My laptop’s desktop is crowded with folders of bird photos. I started my lifetime bird list several months ago, and then fell way behind in posting the photos. I hope to catch up little by little in the coming weeks.
One of my folders I titled “Ducks in a tree.”
I first saw ducks in the trees in March of 2010, our first spring in this house. I assumed they were Mallard ducks, and the poor quality photo I managed to take did little to discount that theory.
I saw the ducks in the trees again this year and I was going to put together a post with recent Mallard duck photos from my walks at the Voice of America park, and my photos of the ducks in the tree that I took about a month ago.
This time I was using my new zoom lens, and the ducks accommodated me by landing in a big Sycamore tree close to our house.
I’m not bird expert, as you’ve probably guessed by now, but even I could tell upon closer examination that this duck with its white markings did not look like the Mallard ducks I had photographed at the VOA.
This explains to some degree why people were surprised that I saw ducks in the trees. I’m not sure Mallard ducks perch in trees.
But Wood Ducks do. And if you look closely at my photo from 2010, you can see the white diagonal marking on the side of the male duck in the tree. I believe this is the same pair who stopped here before, although I’m pretty sure the garden inspectors I posted about in March are Mallard Ducks.
Like most species, the female Wood Duck isn’t nearly as colorful, although she does wear an interesting mask.
I’m wondering what the feet look like, but from here they look like regular webbed duck feet. It’s amazing that they can stand in the trees.
The female moved around a little bit, gradually getting closer to the male.
I love this photo where she flies up to join him.

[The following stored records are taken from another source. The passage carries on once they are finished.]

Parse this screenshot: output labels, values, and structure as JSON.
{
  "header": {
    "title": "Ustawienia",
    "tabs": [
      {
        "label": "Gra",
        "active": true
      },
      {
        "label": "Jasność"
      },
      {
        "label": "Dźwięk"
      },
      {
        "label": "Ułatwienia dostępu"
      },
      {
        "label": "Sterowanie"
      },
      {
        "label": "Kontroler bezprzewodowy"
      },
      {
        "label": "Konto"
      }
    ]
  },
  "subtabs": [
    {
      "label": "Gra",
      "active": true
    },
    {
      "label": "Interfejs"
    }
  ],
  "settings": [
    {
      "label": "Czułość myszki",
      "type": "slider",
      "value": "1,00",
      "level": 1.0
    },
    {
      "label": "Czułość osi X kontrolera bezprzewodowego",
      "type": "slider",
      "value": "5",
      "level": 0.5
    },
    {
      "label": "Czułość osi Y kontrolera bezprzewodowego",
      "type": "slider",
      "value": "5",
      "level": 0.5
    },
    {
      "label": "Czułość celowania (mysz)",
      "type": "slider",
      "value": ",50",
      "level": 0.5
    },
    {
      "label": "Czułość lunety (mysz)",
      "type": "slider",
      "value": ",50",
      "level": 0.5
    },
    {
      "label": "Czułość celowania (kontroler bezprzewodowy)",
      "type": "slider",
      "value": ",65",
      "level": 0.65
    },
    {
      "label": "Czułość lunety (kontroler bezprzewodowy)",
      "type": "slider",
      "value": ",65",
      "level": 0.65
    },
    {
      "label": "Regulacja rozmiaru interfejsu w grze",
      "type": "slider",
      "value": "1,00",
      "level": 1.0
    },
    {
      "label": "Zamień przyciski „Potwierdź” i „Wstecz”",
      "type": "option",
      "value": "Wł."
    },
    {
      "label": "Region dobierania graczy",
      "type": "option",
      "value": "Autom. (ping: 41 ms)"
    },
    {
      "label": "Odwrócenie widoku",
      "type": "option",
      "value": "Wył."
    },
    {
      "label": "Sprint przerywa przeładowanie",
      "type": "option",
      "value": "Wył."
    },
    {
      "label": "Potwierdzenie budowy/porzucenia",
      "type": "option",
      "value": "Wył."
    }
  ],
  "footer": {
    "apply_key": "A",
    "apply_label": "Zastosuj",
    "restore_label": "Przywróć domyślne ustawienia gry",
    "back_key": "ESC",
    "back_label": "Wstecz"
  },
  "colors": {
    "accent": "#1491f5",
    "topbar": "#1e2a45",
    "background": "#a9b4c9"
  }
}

It almost seemed like they were speaking to each other. And if truth be known, like most other creatures, they must have a way to communicate. I love watching animal pairs, animal parents, and animal families. Amazing.
Here’s one for my lifetime bird list.